For the European Central Bank (ECB) and the Bank of Japan (BOJ), the initial response to the negative interest rate experiment has not worked out as planned. The idea of pulling borrowing costs below zero goes against rational economic theory. Besides deterring the idea that future value of money should be greater than net preserve value, these policies hurt banks as costs are unlikely passed to depositors, lowering the profitability of providing loans.
The aforementioned has weighed on markets for most of 2016. Market pressure steams from ebbing confidence that central banks in developed markets have means to offset deflationary pressure. However, a gap exists between central bank capabilities and market expectations, in our opinion. Central banks are lenders of last resort, instituting policies that alone do not resuscitate the economy but instead provide parameters conducive for growth. Besides quantifying credibility of central banks, investors should also include two additional considerations: economic dynamics and potential benefits from a subsequent year of low energy prices. These three qualities are present across most of Emerging Asia.
Across Southeast Asia, central banks continue to apply both independent and prudent approaches to ensure economic stability. The Reserve Bank of India’s Raghuram Rajan looks to rebuild foreign reserves in order to maintain manageable inflation levels. Bank Indonesia cut interest rates twice year to date to spur growth. Bangko Sentral ng Pilipinas (Philippines) incumbent governor Amando Tetango has been instrumental to control physical asset prices while Bank Negara Malaysia’s governor Zeti Akhtar Aziz is credited for ensuring the bank’s autonomy going forward.
Supported by sensible central banks, the outlook for Asian economic growth remains encouraging. Although expanding below previous years, the regional economy continues to demonstrate resilience due to domestic demand. In 2015, India and the Philippines expanded 7.1% and 5.7% respectively, which were key beneficiaries of falling oil prices. Indonesia expanded 4.7% on the back of an improving current account deficit. Malaysia, a net commodity producer, expanded 4.9% as private consumption offset the fall in energy prices.
Middle class households throughout Emerging Asia benefit on subdued oil prices given the region is a net importer of energy. Continue softness in global oil should allow central banks in the region more maneuvering to support the economy. Real and positive interest rate moves are more effective to stimulate demand, and thus investors should continue to prefer markets where central banks operate in a supportive economic environment.
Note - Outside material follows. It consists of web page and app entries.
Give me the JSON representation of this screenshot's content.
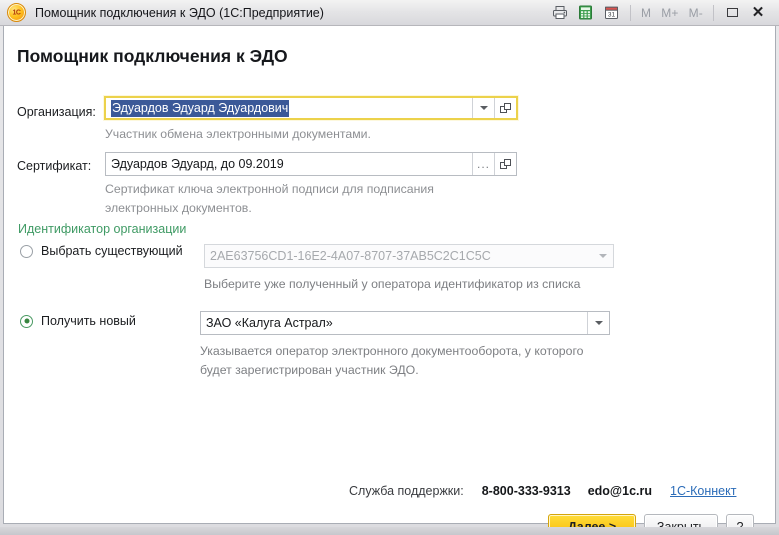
{
  "titlebar": {
    "app_icon": "1c-logo-icon",
    "title": "Помощник подключения к ЭДО  (1С:Предприятие)",
    "tools": [
      {
        "name": "print-icon",
        "label": "printer-icon"
      },
      {
        "name": "calculator-icon",
        "label": "calculator-icon"
      },
      {
        "name": "calendar-icon",
        "label": "calendar-icon"
      }
    ],
    "memory": [
      {
        "name": "memory-recall-button",
        "label": "M"
      },
      {
        "name": "memory-add-button",
        "label": "M+"
      },
      {
        "name": "memory-subtract-button",
        "label": "M-"
      }
    ],
    "window_controls": [
      {
        "name": "maximize-button",
        "label": "maximize-icon"
      },
      {
        "name": "close-button",
        "label": "✕"
      }
    ]
  },
  "page": {
    "title": "Помощник подключения к ЭДО"
  },
  "organization": {
    "label": "Организация:",
    "value": "Эдуардов Эдуард Эдуардович",
    "selected": true,
    "hint": "Участник обмена электронными документами.",
    "dropdown_icon": "chevron-down-icon",
    "open_icon": "open-window-icon"
  },
  "certificate": {
    "label": "Сертификат:",
    "value": "Эдуардов Эдуард, до 09.2019",
    "hint_line1": "Сертификат ключа электронной подписи для подписания",
    "hint_line2": "электронных документов.",
    "select_icon": "ellipsis-icon",
    "open_icon": "open-window-icon"
  },
  "identifier": {
    "section_title": "Идентификатор организации",
    "section_color": "#3f9a64",
    "existing": {
      "radio_label": "Выбрать существующий",
      "selected": false,
      "value": "2AE63756CD1-16E2-4A07-8707-37AB5C2C1C5C",
      "enabled": false,
      "hint": "Выберите уже полученный у оператора идентификатор из списка",
      "dropdown_icon": "chevron-down-icon"
    },
    "new": {
      "radio_label": "Получить новый",
      "selected": true,
      "value": "ЗАО «Калуга Астрал»",
      "enabled": true,
      "hint_line1": "Указывается оператор электронного документооборота, у которого",
      "hint_line2": "будет зарегистрирован участник ЭДО.",
      "dropdown_icon": "chevron-down-icon"
    }
  },
  "footer": {
    "support_label": "Служба поддержки:",
    "phone": "8-800-333-9313",
    "email": "edo@1c.ru",
    "link": "1С-Коннект",
    "link_color": "#2b6cb8",
    "buttons": {
      "next": "Далее >",
      "close": "Закрыть",
      "help": "?"
    }
  }
}
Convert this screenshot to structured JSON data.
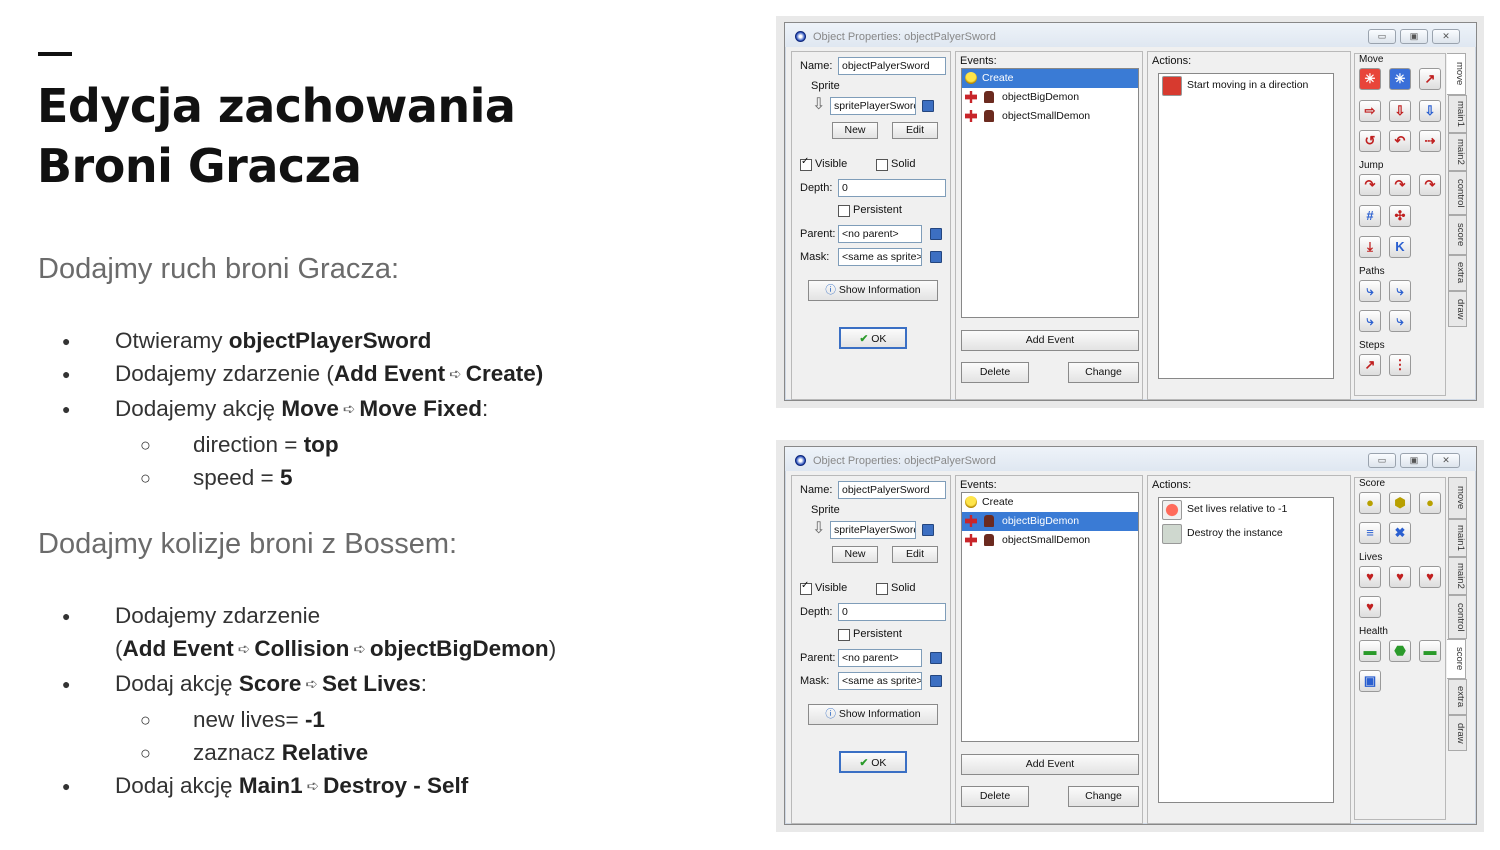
{
  "slide": {
    "title_line1": "Edycja zachowania",
    "title_line2": "Broni Gracza",
    "section1": {
      "heading": "Dodajmy ruch broni Gracza:",
      "b1_pre": "Otwieramy ",
      "b1_bold": "objectPlayerSword",
      "b2_pre": "Dodajemy zdarzenie (",
      "b2_bold1": "Add Event",
      "b2_bold2": "Create)",
      "b3_pre": "Dodajemy akcję ",
      "b3_bold1": "Move",
      "b3_bold2": "Move Fixed",
      "b3_post": ":",
      "s1_pre": "direction = ",
      "s1_bold": "top",
      "s2_pre": "speed = ",
      "s2_bold": "5"
    },
    "section2": {
      "heading": "Dodajmy kolizje broni z Bossem:",
      "b1_pre": "Dodajemy zdarzenie",
      "b1_open": "(",
      "b1_bold1": "Add Event",
      "b1_bold2": "Collision",
      "b1_bold3": "objectBigDemon",
      "b1_close": ")",
      "b2_pre": "Dodaj akcję ",
      "b2_bold1": "Score",
      "b2_bold2": "Set Lives",
      "b2_post": ":",
      "s1_pre": "new lives= ",
      "s1_bold": "-1",
      "s2_pre": "zaznacz ",
      "s2_bold": "Relative",
      "b3_pre": "Dodaj akcję ",
      "b3_bold1": "Main1",
      "b3_bold2": "Destroy - Self"
    },
    "arrow_glyph": "➪"
  },
  "window": {
    "title": "Object Properties: objectPalyerSword",
    "name_label": "Name:",
    "name_value": "objectPalyerSword",
    "sprite_label": "Sprite",
    "sprite_value": "spritePlayerSworc",
    "new_label": "New",
    "edit_label": "Edit",
    "visible_label": "Visible",
    "solid_label": "Solid",
    "depth_label": "Depth:",
    "depth_value": "0",
    "persistent_label": "Persistent",
    "parent_label": "Parent:",
    "parent_value": "<no parent>",
    "mask_label": "Mask:",
    "mask_value": "<same as sprite>",
    "show_info_label": "Show Information",
    "ok_label": "OK",
    "events_label": "Events:",
    "events": [
      "Create",
      "objectBigDemon",
      "objectSmallDemon"
    ],
    "add_event_label": "Add Event",
    "delete_label": "Delete",
    "change_label": "Change",
    "actions_label": "Actions:",
    "min_glyph": "▭",
    "max_glyph": "▣",
    "close_glyph": "✕",
    "tabs": [
      "move",
      "main1",
      "main2",
      "control",
      "score",
      "extra",
      "draw"
    ]
  },
  "screenshot1": {
    "actions": [
      "Start moving in a direction"
    ],
    "groups": [
      "Move",
      "Jump",
      "Paths",
      "Steps"
    ]
  },
  "screenshot2": {
    "actions": [
      "Set lives relative to -1",
      "Destroy the instance"
    ],
    "groups": [
      "Score",
      "Lives",
      "Health"
    ]
  }
}
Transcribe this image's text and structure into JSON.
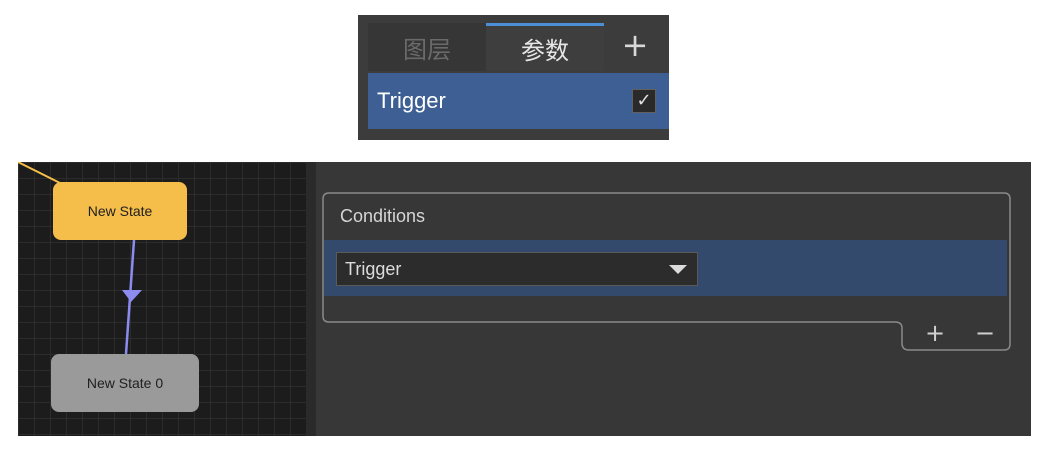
{
  "params_panel": {
    "tabs": [
      "图层",
      "参数"
    ],
    "active_tab": "参数",
    "add_label": "+",
    "parameters": [
      {
        "name": "Trigger",
        "checked": true,
        "check_glyph": "✓"
      }
    ]
  },
  "graph": {
    "states": [
      {
        "label": "New State",
        "color": "#f5bd4a"
      },
      {
        "label": "New State 0",
        "color": "#9a9a9a"
      }
    ],
    "transition_color": "#8c8cf0",
    "entry_link_color": "#f5bd4a"
  },
  "inspector": {
    "conditions": {
      "title": "Conditions",
      "items": [
        {
          "parameter": "Trigger"
        }
      ],
      "add_label": "+",
      "remove_label": "−"
    }
  },
  "colors": {
    "selection": "#3d5f94",
    "tab_accent": "#4d8fd6"
  }
}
It should be no surprised that amid the early year correction as a result overreaching policies put forward by developed central banks, ASEAN equities have been outperformers. Supported by strengthening currencies against the USD, investors are rotating into Southeast Asia, as rising intraregional trade and relatively lower exposure to the global trade cycle becomes more valuable amid volatility.
Christopher Chu, Assistant Fund Manager - Asia